The African Genome Variation Project shapes medical genetics in Africa.
Gurdasani D., Carstensen T., Tekola-Ayele F., Pagani L., Tachmazidou I., Hatzikotoulas K., Karthikeyan S., Iles L., Pollard MO., Choudhury A., Ritchie GRS., Xue Y., Asimit J., Nsubuga RN., Young EH., Pomilla C., Kivinen K., Rockett K., Kamali A., Doumatey AP., Asiki G., Seeley J., Sisay-Joof F., Jallow M., Tollman S., Mekonnen E., Ekong R., Oljira T., Bradman N., Bojang K., Ramsay M., Adeyemo A., Bekele E., Motala A., Norris SA., Pirie F., Kaleebu P., Kwiatkowski D., Tyler-Smith C., Rotimi C., Zeggini E., Sandhu MS.
Given the importance of Africa to studies of human origins and disease susceptibility, detailed characterization of African genetic diversity is needed. The African Genome Variation Project provides a resource with which to design, implement and interpret genomic studies in sub-Saharan Africa and worldwide. The African Genome Variation Project represents dense genotypes from 1,481 individuals and whole-genome sequences from 320 individuals across sub-Saharan Africa. Using this resource, we find novel evidence of complex, regionally distinct hunter-gatherer and Eurasian admixture across sub-Saharan Africa.
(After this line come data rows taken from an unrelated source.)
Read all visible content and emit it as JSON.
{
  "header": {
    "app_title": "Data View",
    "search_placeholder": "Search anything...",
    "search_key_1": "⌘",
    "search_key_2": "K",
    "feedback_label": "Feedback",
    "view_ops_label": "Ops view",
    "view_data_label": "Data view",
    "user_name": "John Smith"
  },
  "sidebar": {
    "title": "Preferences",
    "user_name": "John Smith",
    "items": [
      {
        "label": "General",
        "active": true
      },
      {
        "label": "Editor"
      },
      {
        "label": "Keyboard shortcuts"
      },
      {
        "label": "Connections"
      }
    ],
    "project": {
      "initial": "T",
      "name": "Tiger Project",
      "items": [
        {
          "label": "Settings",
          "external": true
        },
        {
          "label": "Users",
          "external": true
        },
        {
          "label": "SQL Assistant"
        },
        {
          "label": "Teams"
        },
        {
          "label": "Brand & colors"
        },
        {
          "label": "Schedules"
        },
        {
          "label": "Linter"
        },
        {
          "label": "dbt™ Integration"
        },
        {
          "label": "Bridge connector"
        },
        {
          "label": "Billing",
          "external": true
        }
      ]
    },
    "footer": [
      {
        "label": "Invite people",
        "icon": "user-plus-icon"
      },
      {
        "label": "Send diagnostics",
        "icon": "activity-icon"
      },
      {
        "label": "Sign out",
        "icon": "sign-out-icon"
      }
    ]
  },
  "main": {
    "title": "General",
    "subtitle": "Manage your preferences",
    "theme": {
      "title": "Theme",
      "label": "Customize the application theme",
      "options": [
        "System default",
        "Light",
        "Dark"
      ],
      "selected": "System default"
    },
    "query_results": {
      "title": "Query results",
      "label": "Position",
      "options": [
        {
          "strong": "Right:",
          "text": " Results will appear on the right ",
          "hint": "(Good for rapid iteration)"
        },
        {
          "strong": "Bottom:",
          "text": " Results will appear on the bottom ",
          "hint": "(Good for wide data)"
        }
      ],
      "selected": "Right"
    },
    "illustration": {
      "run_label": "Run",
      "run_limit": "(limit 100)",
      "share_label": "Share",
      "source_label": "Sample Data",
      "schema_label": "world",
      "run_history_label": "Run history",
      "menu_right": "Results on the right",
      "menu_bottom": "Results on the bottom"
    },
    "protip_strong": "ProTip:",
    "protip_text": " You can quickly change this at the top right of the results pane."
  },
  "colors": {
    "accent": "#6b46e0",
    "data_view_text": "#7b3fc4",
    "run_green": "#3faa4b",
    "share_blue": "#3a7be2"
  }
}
We identify new loci under selection, including loci related to malaria susceptibility and hypertension. We show that modern imputation panels (sets of reference genotypes from which unobserved or missing genotypes in study sets can be inferred) can identify association signals at highly differentiated loci across populations in sub-Saharan Africa. Using whole-genome sequencing, we demonstrate further improvements in imputation accuracy, strengthening the case for large-scale sequencing efforts of diverse African haplotypes. Finally, we present an efficient genotype array design capturing common genetic variation in Africa.